Price: $36. At this price-point I think the wine offers solid value but it still needs some time to come together in the bottle. For me, even though this is young I find it somewhat jammy and it seems heavy-handed in the winemaking process. Personally I prefer very terroir-driven Pinot Noir made in a minimally invasive style, though I think this wine could have broad appeal. The alcohol is a bit too high for me as well, so I’ll be looking for it to integrate.

Remarkable Expression of Terroir in an Incredibly Ageworthy Red Burgundy

Today’s Story: Domaine Armand Rousseau

Domaine Armand Rousseau is one of the most highly-regarded wine producers in all of Burgundy, established during the very early 1900s by Armand Rousseau in Gevrey-Chambertin of the Côte de Nuits. Rousseau inherited several plots of vines at the beginning of the 20th century, however he was able to expand his vineyard holdings, build a winery and cellar, and sell the wines following his marriage in 1909. Rousseau continued acquiring top quality vineyards, including several Grand Crus, up until the time his son Charles joined the family business in 1945. In 1959, Charles took full control over the family’s domain following the unfortunate death of Armand in a car accident. Charles was instrumental in adding additional vineyard sites to the family holdings mainly in Grand Crus, and he also further built out their export markets to include Britain, Germany, and Switzerland before ultimately reaching Canada, Australia, New Zealand, and Asia by the 1970s. Charles’ son Eric joined the business in 1982, beginning in the vineyards by instituting green harvesting, leaf stripping, and avoidance of chemical fertilizers or pesticides. Eric was instrumental in steering the estate toward organic viticulture, and since 2014 he has been joined by his daughter Cyrielle who will ultimately carry on the family legacy one day.
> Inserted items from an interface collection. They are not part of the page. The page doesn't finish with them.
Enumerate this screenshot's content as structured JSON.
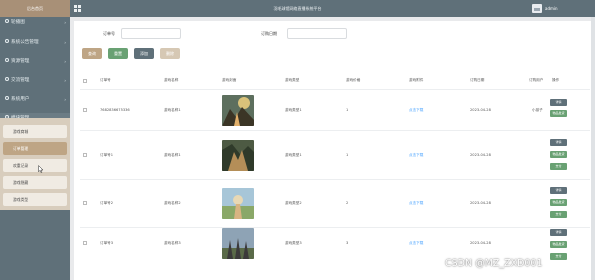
{
  "header": {
    "brand": "后台首页",
    "system_title": "羽毛球馆网络直播系统平台",
    "user": "admin"
  },
  "sidebar": {
    "items": [
      {
        "label": "轮播图",
        "icon": "image-icon"
      },
      {
        "label": "系统公告管理",
        "icon": "bell-icon"
      },
      {
        "label": "资源管理",
        "icon": "pin-icon"
      },
      {
        "label": "交流管理",
        "icon": "chat-icon"
      },
      {
        "label": "系统用户",
        "icon": "user-icon"
      },
      {
        "label": "模块管理",
        "icon": "grid-icon"
      }
    ],
    "submenu": [
      "游戏商城",
      "订单管理",
      "欢重记录",
      "游戏隐藏",
      "游戏类型"
    ]
  },
  "search": {
    "order_no_label": "订单号",
    "order_date_label": "订购日期"
  },
  "buttons": {
    "query": "查询",
    "reset": "重置",
    "add": "添加",
    "delete": "删除"
  },
  "table": {
    "columns": [
      "订单号",
      "游戏名称",
      "游戏封面",
      "游戏类型",
      "游戏价格",
      "游戏附件",
      "订购日期",
      "订购用户",
      "操作"
    ],
    "rows": [
      {
        "order_no": "7682836675336",
        "name": "游戏名称1",
        "type": "游戏类型1",
        "price": "1",
        "attachment": "点击下载",
        "date": "2023-04-28",
        "user": "小孩子",
        "actions": [
          "详情",
          "物品发货"
        ]
      },
      {
        "order_no": "订单号1",
        "name": "游戏名称1",
        "type": "游戏类型1",
        "price": "1",
        "attachment": "点击下载",
        "date": "2023-04-28",
        "user": "",
        "actions": [
          "详情",
          "物品发货",
          "支付"
        ]
      },
      {
        "order_no": "订单号2",
        "name": "游戏名称2",
        "type": "游戏类型2",
        "price": "2",
        "attachment": "点击下载",
        "date": "2023-04-28",
        "user": "",
        "actions": [
          "详情",
          "物品发货",
          "支付"
        ]
      },
      {
        "order_no": "订单号3",
        "name": "游戏名称3",
        "type": "游戏类型3",
        "price": "3",
        "attachment": "点击下载",
        "date": "2023-04-28",
        "user": "",
        "actions": [
          "详情",
          "物品发货",
          "支付"
        ]
      }
    ]
  },
  "watermark": "CSDN @MZ_ZXD001",
  "colors": {
    "sidebar_bg": "#5f7079",
    "brand_bg": "#a89077",
    "submenu_bg": "#d8cdbd",
    "active_submenu": "#bea585",
    "btn_query": "#bea585",
    "btn_reset": "#69a173",
    "btn_add": "#5f7079",
    "btn_delete": "#d6c8b4",
    "link": "#409eff"
  }
}
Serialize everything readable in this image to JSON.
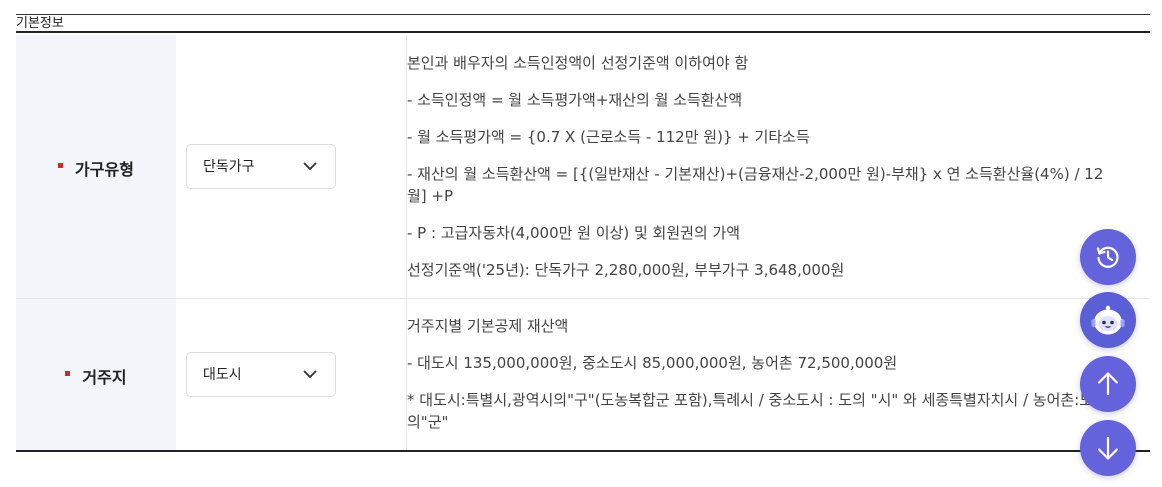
{
  "caption": "기본정보",
  "rows": [
    {
      "label": "가구유형",
      "select_value": "단독가구",
      "description": [
        "본인과 배우자의 소득인정액이 선정기준액 이하여야 함",
        "- 소득인정액 = 월 소득평가액+재산의 월 소득환산액",
        "- 월 소득평가액 = {0.7 X (근로소득 - 112만 원)} + 기타소득",
        "- 재산의 월 소득환산액 = [{(일반재산 - 기본재산)+(금융재산-2,000만 원)-부채} x 연 소득환산율(4%) / 12월] +P",
        "- P : 고급자동차(4,000만 원 이상) 및 회원권의 가액",
        "선정기준액('25년): 단독가구 2,280,000원, 부부가구 3,648,000원"
      ]
    },
    {
      "label": "거주지",
      "select_value": "대도시",
      "description": [
        "거주지별 기본공제 재산액",
        "- 대도시 135,000,000원, 중소도시 85,000,000원, 농어촌 72,500,000원",
        "* 대도시:특별시,광역시의\"구\"(도농복합군 포함),특례시 / 중소도시 : 도의 \"시\" 와 세종특별자치시 / 농어촌:도의\"군\""
      ]
    }
  ],
  "floating_buttons": [
    "history-icon",
    "chatbot-icon",
    "arrow-up-icon",
    "arrow-down-icon"
  ],
  "colors": {
    "accent": "#6463dc",
    "marker": "#d6282b",
    "header_bg": "#f4f5fb"
  }
}
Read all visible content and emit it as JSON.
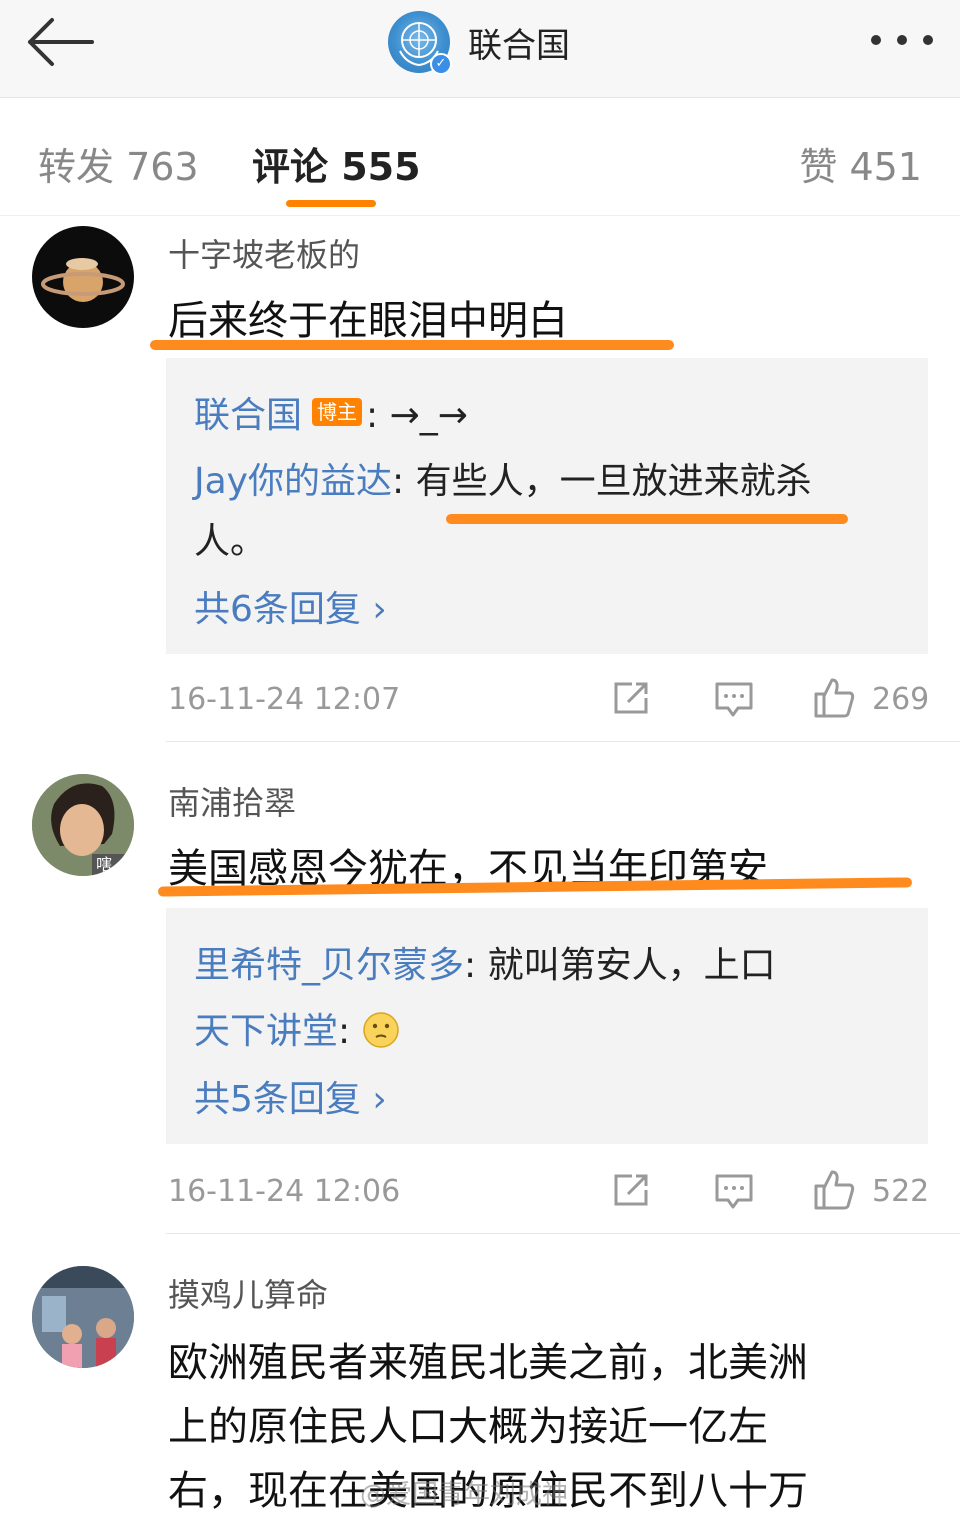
{
  "header": {
    "title": "联合国",
    "back_icon": "arrow-left-icon",
    "more_icon": "more-dots-icon"
  },
  "tabs": [
    {
      "label": "转发 763",
      "active": false
    },
    {
      "label": "评论 555",
      "active": true
    },
    {
      "label": "赞 451",
      "active": false
    }
  ],
  "comments": [
    {
      "user": "十字坡老板的",
      "text": "后来终于在眼泪中明白",
      "replies": [
        {
          "user": "联合国",
          "badge": "博主",
          "sep": ": ",
          "text": "→_→"
        },
        {
          "user": "Jay你的益达",
          "sep": ": ",
          "text": "有些人，一旦放进来就杀",
          "text2": "人。"
        }
      ],
      "more": "共6条回复 ›",
      "time": "16-11-24 12:07",
      "likes": "269"
    },
    {
      "user": "南浦拾翠",
      "text": "美国感恩今犹在，不见当年印第安",
      "replies": [
        {
          "user": "里希特_贝尔蒙多",
          "sep": ": ",
          "text": "就叫第安人，上口"
        },
        {
          "user": "天下讲堂",
          "sep": ": ",
          "text": ""
        }
      ],
      "more": "共5条回复 ›",
      "time": "16-11-24 12:06",
      "likes": "522"
    },
    {
      "user": "摸鸡儿算命",
      "lines": [
        "欧洲殖民者来殖民北美之前，北美洲",
        "上的原住民人口大概为接近一亿左",
        "右，现在在美国的原住民不到八十万"
      ]
    }
  ],
  "watermark": "@爱国青年刘成神",
  "colors": {
    "accent": "#ff8200",
    "link": "#4a7cc0",
    "underline": "#ff8a1e"
  }
}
Domaine Armand Rousseau consists of about 15 hectares (37 acres) of vineyards in some of the choicest plots in the Côte de Nuits. Dedicated entirely to Pinot Noir, Rousseau produces 11 wines from Gevrey Chambertin, Charmes-Chambertin, Mazy-Chambertin, Ruchottes-Chambertin, and Chambertin. Of the 11 wines, they do however produce one from the Grand Cru of Clos de la Roche located in Morey-Saint-Denis. These wines are made in a very traditional style and are meant to be elegant expressions of each unique terroir, with minimal use of new oak depending on wine and vintage. Total production is around 63,000 bottles per vintage, with about 75% being exported to some 30 countries.

Today’s Wine: 2015 Gevrey-Chambertin 1er Cru Lavaux St. Jacques

100% Pinot Noir; 13.5% ABV

The 2015 Gevrey-Chambertin 1er Cru Lavaux St. Jacques is medium ruby in color. I normally don’t decant red Burgundy or Pinot Noir in general for that matter, however given how young this wine is we decanted it for about an hour. The aromas are of pronounced intensity, with the nose showcasing notes of black cherry, black raspberry, licorice, rose petal, gravel, sun-dried earth, sandalwood, and mineral. Meanwhile the flavors are also of pronounced intensity and the palate displays notes of cherry, strawberry, blackberry, eucalyptus, rose, mild baking spice, and stony mineral. This dry red is medium-bodied with high acidity, medium tannins, medium alcohol, and a long finish. Very precise and already gorgeous, but I would wait probably 5 more years and then drink this over the following decades.

Price: $600. It’s difficult to address value at this price-point because there are so many better “values” out there and pricing on Burgundy is sky-high. There’s no doubt this is one of the greatest red Burgundies I’ve had though, and since me and my tasting companions had never tried Armand Rousseau before we were incredibly glad for the experience.